[Required action] Give back every record exactly as written.
──────── Stored data ────────
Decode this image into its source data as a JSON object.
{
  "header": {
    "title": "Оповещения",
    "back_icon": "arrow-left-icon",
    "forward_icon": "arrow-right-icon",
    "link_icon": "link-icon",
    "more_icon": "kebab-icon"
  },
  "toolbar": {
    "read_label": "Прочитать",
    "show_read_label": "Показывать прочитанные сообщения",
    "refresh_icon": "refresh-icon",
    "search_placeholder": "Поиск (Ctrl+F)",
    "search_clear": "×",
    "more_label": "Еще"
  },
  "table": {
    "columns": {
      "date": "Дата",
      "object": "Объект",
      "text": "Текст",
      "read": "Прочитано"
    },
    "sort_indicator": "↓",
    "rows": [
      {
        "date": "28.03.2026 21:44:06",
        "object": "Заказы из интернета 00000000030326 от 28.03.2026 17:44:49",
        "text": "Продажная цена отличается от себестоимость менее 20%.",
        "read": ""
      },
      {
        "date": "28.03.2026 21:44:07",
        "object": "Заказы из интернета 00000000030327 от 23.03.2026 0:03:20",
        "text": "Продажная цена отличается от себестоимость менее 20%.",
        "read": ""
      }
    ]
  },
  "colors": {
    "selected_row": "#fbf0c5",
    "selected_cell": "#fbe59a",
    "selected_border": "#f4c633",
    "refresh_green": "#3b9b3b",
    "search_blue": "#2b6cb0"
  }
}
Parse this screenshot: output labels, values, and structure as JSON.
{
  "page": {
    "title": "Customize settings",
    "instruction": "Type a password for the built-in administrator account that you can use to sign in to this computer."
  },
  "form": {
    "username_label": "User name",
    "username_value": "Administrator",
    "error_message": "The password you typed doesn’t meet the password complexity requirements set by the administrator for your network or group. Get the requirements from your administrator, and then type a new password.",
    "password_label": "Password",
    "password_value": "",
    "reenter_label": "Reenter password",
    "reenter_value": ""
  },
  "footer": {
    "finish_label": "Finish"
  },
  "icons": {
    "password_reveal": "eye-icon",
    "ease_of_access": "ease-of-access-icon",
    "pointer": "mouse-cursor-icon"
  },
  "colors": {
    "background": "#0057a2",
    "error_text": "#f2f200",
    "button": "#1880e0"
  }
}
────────
[Exercise output]
Decode this image into its source data as a JSON object.
{
  "header": {
    "title": "Оповещения",
    "back_icon": "arrow-left-icon",
    "forward_icon": "arrow-right-icon",
    "link_icon": "link-icon",
    "more_icon": "kebab-icon"
  },
  "toolbar": {
    "read_label": "Прочитать",
    "show_read_label": "Показывать прочитанные сообщения",
    "refresh_icon": "refresh-icon",
    "search_placeholder": "Поиск (Ctrl+F)",
    "search_clear": "×",
    "more_label": "Еще"
  },
  "table": {
    "columns": {
      "date": "Дата",
      "object": "Объект",
      "text": "Текст",
      "read": "Прочитано"
    },
    "sort_indicator": "↓",
    "rows": [
      {
        "date": "28.03.2026 21:44:06",
        "object": "Заказы из интернета 00000000030326 от 28.03.2026 17:44:49",
        "text": "Продажная цена отличается от себестоимость менее 20%.",
        "read": ""
      },
      {
        "date": "28.03.2026 21:44:07",
        "object": "Заказы из интернета 00000000030327 от 23.03.2026 0:03:20",
        "text": "Продажная цена отличается от себестоимость менее 20%.",
        "read": ""
      }
    ]
  },
  "colors": {
    "selected_row": "#fbf0c5",
    "selected_cell": "#fbe59a",
    "selected_border": "#f4c633",
    "refresh_green": "#3b9b3b",
    "search_blue": "#2b6cb0"
  }
}
Parse this screenshot: output labels, values, and structure as JSON.
{
  "page": {
    "title": "Customize settings",
    "instruction": "Type a password for the built-in administrator account that you can use to sign in to this computer."
  },
  "form": {
    "username_label": "User name",
    "username_value": "Administrator",
    "error_message": "The password you typed doesn’t meet the password complexity requirements set by the administrator for your network or group. Get the requirements from your administrator, and then type a new password.",
    "password_label": "Password",
    "password_value": "",
    "reenter_label": "Reenter password",
    "reenter_value": ""
  },
  "footer": {
    "finish_label": "Finish"
  },
  "icons": {
    "password_reveal": "eye-icon",
    "ease_of_access": "ease-of-access-icon",
    "pointer": "mouse-cursor-icon"
  },
  "colors": {
    "background": "#0057a2",
    "error_text": "#f2f200",
    "button": "#1880e0"
  }
}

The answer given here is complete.